UPDATED 3/22/2011: New photo added.
On March 26, when it convenes its inaugural regional meeting, Passive House Northwest, a group of certified Passive House consultants and others interested in energy efficient construction, will dig into many of the technical issues relevant to the standard and its potential applications in the Northwest. And in an opening address, Katrin Klingenberg, director of the Passive House Institute U.S., will present a strategic view of Passive House adoption throughout the country.
The meeting is timely, because Passive House construction in the Northwest, while still pretty much in its incipiency, has a big toe in the water. One of Washington state’s first such projects, for example, is a single-family home under construction in Seattle’s Rainier Valley neighborhood. It is being built to the standard by Dan Whitmore, principal of Blackbird Builders LLC and one of the certified consultants in Passive House Northwest.
In the ground and going up
The Rainier Valley project got underway with groundbreaking on January 9, and now the walls are up. When completed, the two-story home will feature 2,200 sq. ft. of living space and will be a candidate for Passive House certification. (Click here to read blog posts about the home’s construction and view layout drawings and exterior elevations.)

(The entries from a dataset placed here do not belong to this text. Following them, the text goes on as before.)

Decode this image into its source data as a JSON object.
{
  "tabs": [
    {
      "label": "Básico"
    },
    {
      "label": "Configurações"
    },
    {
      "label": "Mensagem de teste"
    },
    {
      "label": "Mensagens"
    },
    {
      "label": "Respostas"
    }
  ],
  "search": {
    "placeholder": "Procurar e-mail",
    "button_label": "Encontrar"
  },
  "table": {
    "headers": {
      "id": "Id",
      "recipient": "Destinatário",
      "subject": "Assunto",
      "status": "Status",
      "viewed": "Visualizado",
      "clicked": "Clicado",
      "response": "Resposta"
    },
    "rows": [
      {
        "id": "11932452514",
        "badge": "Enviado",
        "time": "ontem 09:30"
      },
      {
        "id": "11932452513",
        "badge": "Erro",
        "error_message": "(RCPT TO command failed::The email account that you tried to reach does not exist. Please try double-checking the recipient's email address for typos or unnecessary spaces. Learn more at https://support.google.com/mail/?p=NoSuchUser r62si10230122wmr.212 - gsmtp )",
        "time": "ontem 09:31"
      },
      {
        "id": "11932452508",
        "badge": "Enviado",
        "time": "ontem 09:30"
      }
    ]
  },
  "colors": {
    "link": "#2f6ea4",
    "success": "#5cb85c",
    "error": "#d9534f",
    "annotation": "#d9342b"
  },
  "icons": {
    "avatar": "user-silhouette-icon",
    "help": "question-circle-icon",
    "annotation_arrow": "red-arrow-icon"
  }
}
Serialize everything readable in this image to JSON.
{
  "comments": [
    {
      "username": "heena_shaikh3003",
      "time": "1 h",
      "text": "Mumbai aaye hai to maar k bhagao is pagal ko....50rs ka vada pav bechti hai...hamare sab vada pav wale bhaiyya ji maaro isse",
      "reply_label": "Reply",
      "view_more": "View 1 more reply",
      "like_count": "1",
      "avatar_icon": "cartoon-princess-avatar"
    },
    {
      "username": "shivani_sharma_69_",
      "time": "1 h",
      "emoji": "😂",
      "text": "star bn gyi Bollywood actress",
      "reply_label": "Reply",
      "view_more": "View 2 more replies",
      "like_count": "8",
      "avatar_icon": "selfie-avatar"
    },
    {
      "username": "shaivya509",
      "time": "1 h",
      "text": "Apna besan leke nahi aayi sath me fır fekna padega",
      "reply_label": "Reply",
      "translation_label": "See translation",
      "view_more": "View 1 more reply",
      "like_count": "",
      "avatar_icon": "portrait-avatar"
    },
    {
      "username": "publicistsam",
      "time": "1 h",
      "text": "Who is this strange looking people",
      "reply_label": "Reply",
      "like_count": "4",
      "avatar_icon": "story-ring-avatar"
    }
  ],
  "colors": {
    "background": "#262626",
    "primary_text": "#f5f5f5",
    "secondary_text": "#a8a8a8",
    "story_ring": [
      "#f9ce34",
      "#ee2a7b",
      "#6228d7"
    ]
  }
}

Whitmore lives next door to the job site, in fact, so he is closely supervising construction of the house, which fans of the project have tentatively named Foamhenge. But he is not the only one closely tracking its progress. A Seattle-based team of filmmakers and building professionals has been filming construction work and interviews with homeowners, designers, homebuilders, craftspeople, manufacturers, and consultants involved in “deep green” projects, including Whitmore’s. The team plans to eventually assemble a 13-episode series on deep green homebuilding, called “The House That Saved the World.” Click here for clips featuring Whitmore’s project and other “Saved the World” features.